To join the club for free, get access to Kids Club activities, interactive material, subscription to the Kids Club Newsletter and the full list of Kids Club dates and times, visit Stay up to date by following Los Cerritos Center on Facebook and Twitter.

Kids Club Summer 2015 Calendar (all 11a.m. – 12 p.m.)


Date: Saturday, June 13

Theme: Five Senses


Date: Saturday, July 11

Theme: Animal Geography


Date: Saturday, August 8

Theme: Animal Geography


Credit: Los Cerritos Center.

Planet Read! Helps Both Beginner and Mature Students Learn to Read and Spell Using Interactive Games, Stories and Pictures

Planet Read!, a free, educational teaching app, has launched this week as a tool to help students learn to read and spell using interactive games, stories and pictures. Now available for the iPhone and iPad in the Apple Appstore, this phonics-based app teaches students aged 4+ how to read without memorizing. Planet Read! is one of the few apps on the market to decode every single word in the app for the user.

“Our team created Planet Read! as a way to encourage students to learn to read and spell while having fun,” says Dylan Wiebe, CEO of Planet Read! “This is the perfect tool to keep student’s reading sharp over the summer and can provide some extra practice during the year in an interactive, entertaining way beyond the traditional classroom experience.”
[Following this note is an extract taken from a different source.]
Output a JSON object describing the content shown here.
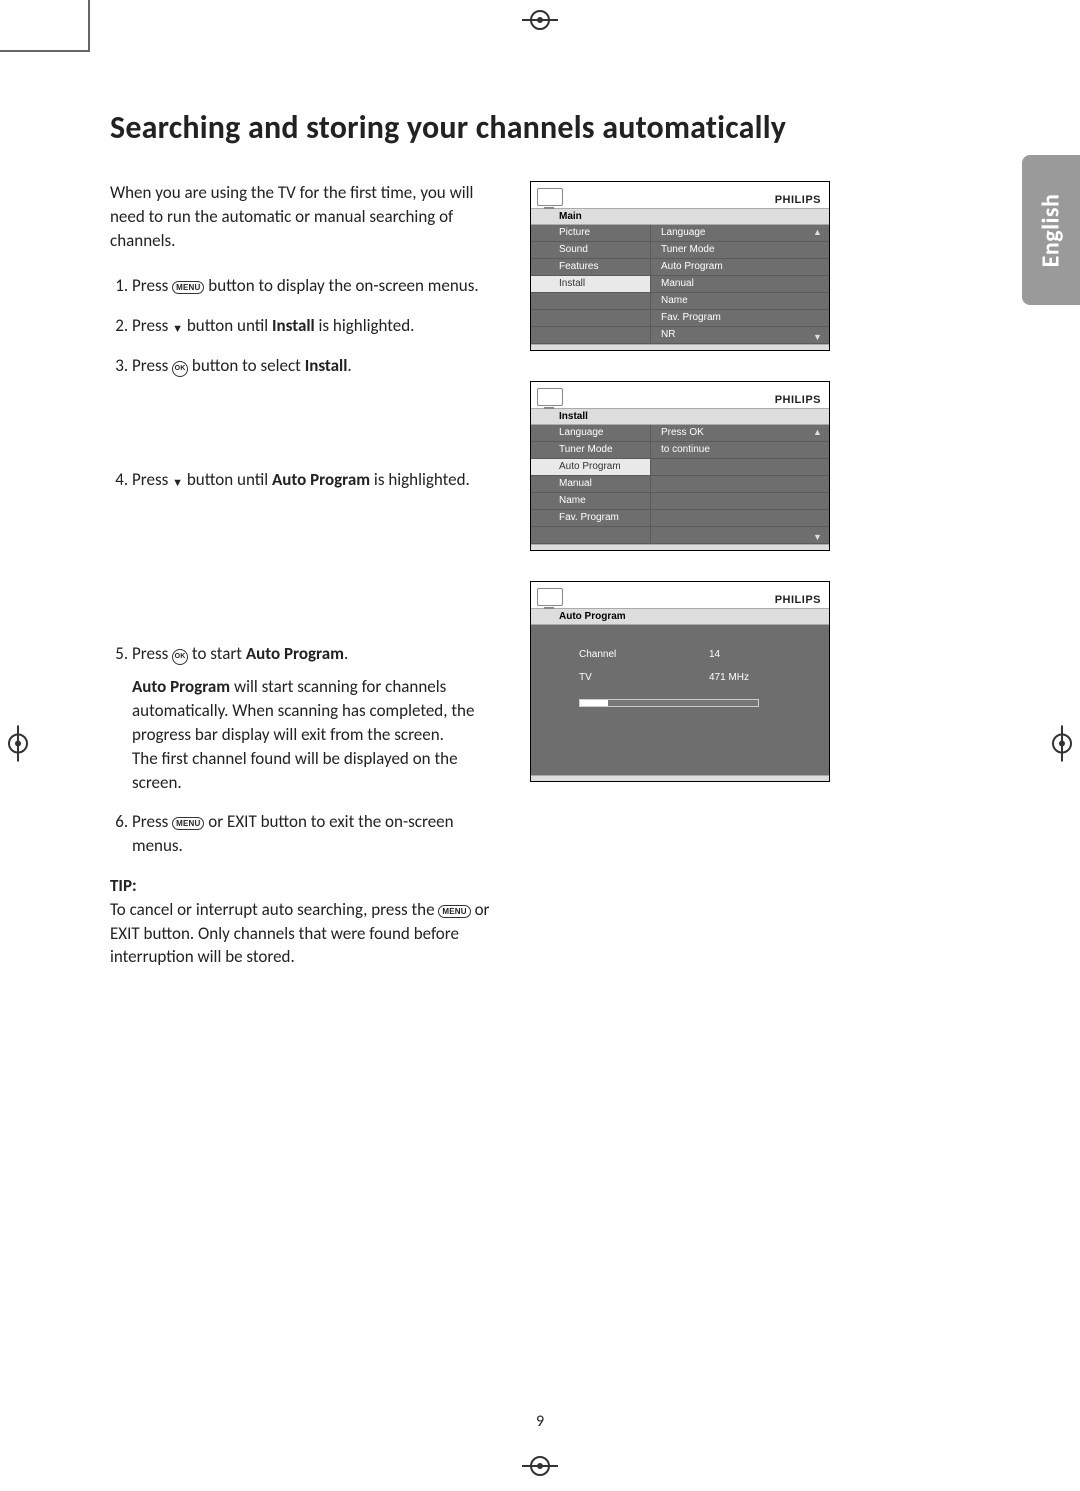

Planet Read! trains students to understand and read proficiently by decoding unfamiliar words and introducing all short, long and diphthong vowel sounds using over 54 professionally-written short stories. Students will begin to understand the relationship between the written and spoken English language after being exposed to over 2500 decodable and 100 common English words. Students are rewarded for their hard work and progress with collector’s awards within the app which reflects what games and tasks they have successfully completed.

Plant Read! includes 54 mini lessons, games and exciting stories that will help the following:

  • Beginner students who wish to learn how to read and spell at a proficient level
  • Mature students who wish to improve their reading and spelling foundation
  • Students with reading disabilities who wish to learn how to decode an overabundance of English words
  • Students who wish to learn and improve in the English language


The Planet Read! app is a new and improved version of an existing app that has been updated and made free for users with in-app purchases. There are three modules available in the app: Short Vowels, Long Vowels, and Diphthongs. The Short Vowels module is provided freely to users and other modules will be available for download in future releases to complement the existing 3 modules. Users are unable to skip levels or modules as the app was designed to replicate classroom learning mechanics. For more information, please visit Planet Read’s Facebook page



Planet Read! was created by Borealis Apps, a team of software developers and experienced technologists focused on educational apps. Planet Read! is an educational teaching app that is a tool to help students learn to read and spell using interactive games, stories and pictures. Planet Read! trains students to understand and read proficiently by decoding unfamiliar words and introducing all short, long and diphthong vowel sounds using over 54 professionally-written short stories. For more information, please visit

Credit: Planet Read!